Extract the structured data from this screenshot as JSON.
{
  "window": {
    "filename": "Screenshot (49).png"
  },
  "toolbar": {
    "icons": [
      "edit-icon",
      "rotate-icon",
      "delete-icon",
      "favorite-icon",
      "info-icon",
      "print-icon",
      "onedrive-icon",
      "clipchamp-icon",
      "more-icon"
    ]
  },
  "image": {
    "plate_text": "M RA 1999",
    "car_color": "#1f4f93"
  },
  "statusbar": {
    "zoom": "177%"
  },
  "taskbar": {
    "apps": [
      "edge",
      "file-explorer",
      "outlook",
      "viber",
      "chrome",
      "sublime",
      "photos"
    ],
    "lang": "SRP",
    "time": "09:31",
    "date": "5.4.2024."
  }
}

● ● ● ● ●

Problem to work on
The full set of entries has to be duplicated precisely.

Solution to this task
Extract the structured data from this screenshot as JSON.
{
  "window": {
    "filename": "Screenshot (49).png"
  },
  "toolbar": {
    "icons": [
      "edit-icon",
      "rotate-icon",
      "delete-icon",
      "favorite-icon",
      "info-icon",
      "print-icon",
      "onedrive-icon",
      "clipchamp-icon",
      "more-icon"
    ]
  },
  "image": {
    "plate_text": "M RA 1999",
    "car_color": "#1f4f93"
  },
  "statusbar": {
    "zoom": "177%"
  },
  "taskbar": {
    "apps": [
      "edge",
      "file-explorer",
      "outlook",
      "viber",
      "chrome",
      "sublime",
      "photos"
    ],
    "lang": "SRP",
    "time": "09:31",
    "date": "5.4.2024."
  }
}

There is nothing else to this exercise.